Written by Kara Anderson.
I am so awkward with labels.
When people ask me to describe our homeschooling style, I stumble though a soliloquy of words that probably sound half made-up.
So when I say that I am homeschooling a “sensitive child,” please know that isn’t my attempt at labeling anything officially. It’s more something we’ve noticed, and lived with and worked with for years now.
And it’s something that makes me so grateful for homeschooling, and this opportunity to give my children an individualized experience.
I wanted to share a little bit about what homeschooling my sensitive kiddo looks like for us. If you too have a sensitive child who you are teaching, I hope sharing some of our experience will maybe help.
So what do you mean, sensitive?
In our home, sensitivity can mean a number of things – smells can be distracting, noises upsetting.
From an emotional standpoint, too much handwriting practice can lead to a meltdown, and not getting a math concept immediately can be a catastrophe.
Things that seem like they shouldn’t really be THAT BIG of deal … are sometimes.
But more than anything else, having a sensitive child means always keeping in mind that it’s really hard to learn together when stress is in the way.
So thank goodness for “Simplicity Parenting” by Kim John Payne.
I first heard Payne speak at a conference years ago, and I couldn’t take notes fast enough. When I discovered his book, I read it nodding all the way through.
Although not specifically a homeschooling book, it has become an invaluable guide in our home.
Payne preaches the kind of simplicity that naturally brings calm. We’ve applied so many of his ideas to our homeschool, and they have worked wonderfully for us!
A quiet space
We began with our environment, which I had originally filled with workbooks and flashcards, shelves of books and educational toys.
We got rid of most of it. We packed it in labeled bins, and I chose just a few things that I knew were favorites to keep out. (The rest we rotated.)
I will say it felt a little counterintuitive, but within days I knew we were on to something when I heard:
“Mom! Thanks for making our house so calm inside.”
After reading Simplicity Parenting, I decided to make having a strong rhythm a top priority for us. I could tell we needed it desperately – my sensitive child hated surprises and needed to know what was next.
We have pretty set daily and weekly rhythms now and spend a few minutes over breakfast every day talking about what’s to come.
Transitions are always tricky for my sensitive one, and so I give plenty of warning, and I don’t expect a sudden about-face.
We shift gears slowly around here.
That means that some days, I will let my kids stick with a subject or project instead of changing to something else just because I had a “plan.” I love that homeschooling allows us that freedom.
My sensitive child is also a social one (I know!) — who loves time with close friends and most activities.
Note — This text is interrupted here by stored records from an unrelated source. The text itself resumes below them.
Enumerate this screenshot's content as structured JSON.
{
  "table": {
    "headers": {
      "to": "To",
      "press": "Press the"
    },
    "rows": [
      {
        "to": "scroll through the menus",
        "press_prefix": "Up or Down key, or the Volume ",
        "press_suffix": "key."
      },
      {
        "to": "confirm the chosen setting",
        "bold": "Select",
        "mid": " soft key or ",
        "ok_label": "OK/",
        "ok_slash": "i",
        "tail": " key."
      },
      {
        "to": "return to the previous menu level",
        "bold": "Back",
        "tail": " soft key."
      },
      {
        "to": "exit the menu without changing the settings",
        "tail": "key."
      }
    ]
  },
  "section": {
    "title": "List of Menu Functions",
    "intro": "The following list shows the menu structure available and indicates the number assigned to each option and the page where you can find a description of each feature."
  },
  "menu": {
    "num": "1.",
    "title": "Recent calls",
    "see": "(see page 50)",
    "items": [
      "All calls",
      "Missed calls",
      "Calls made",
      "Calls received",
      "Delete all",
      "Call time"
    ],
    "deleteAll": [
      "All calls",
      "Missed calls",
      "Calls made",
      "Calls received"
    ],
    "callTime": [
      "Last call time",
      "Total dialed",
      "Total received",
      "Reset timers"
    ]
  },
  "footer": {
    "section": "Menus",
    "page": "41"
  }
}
But I have found that we need to be choosy about how we spend our time.
Even now, we plan for recovery days following lots of busyness.
Homeschooling gives us wonderful flexibility there. If we have a hectic or stressful Tuesday, we might declare Wednesday a pajama day.
We can always catch up on science during the weekend, right?
Many years ago we were driving when I heard my 3-year-old ask from the backseat, “Mama, where’s Fallujah?”
I had no idea that my child was listening along to NPR or paying so much attention to our adult conversations.
Whenever I pick up Simplicity Parenting for a refresher, it reminds me that our sensitive child is like a little sponge, soaking up everything we put out.
We can’t change that the world is a loud, busy place. But we can teach our sensitive child coping skills that make it a little easier to navigate.
That’s become a part of our family curriculum – learning relaxation techniques and how to listen to what our bodies and minds are saying.
We also try to be flexible with our kids. If a class or event is overwhelming, we may leave. No expectations and no hard feelings. Because we’re all learning what works for us.
Honoring who we are
Sometimes, I know it seems a little weird to people that we try to make sure our home is filled with calming scents, and that we decline invitations to things “kids like.”
I’m going to let you in on a secret, though: my kids are being raised by a sensitive parent.
Unfortunately, it took me years to figure out that some of my quirks are a lot more easily managed if I just see them for what they are – sensitivity – and honor myself enough to not just try to go with (force) the flow all the time.
I don’t know if my child will be sensitive for life, but I suspect so.
And so, what a wonderful opportunity I’ve been given to teach my young one that it’s OK to be sensitive and especially that it’s OK to take care of yourself and your needs.
I am continually grateful that homeschooling gives us the time and space to do just that.
Are you homeschooling a sensitive child too? What tips and tricks do you use that make your days go more smoothly?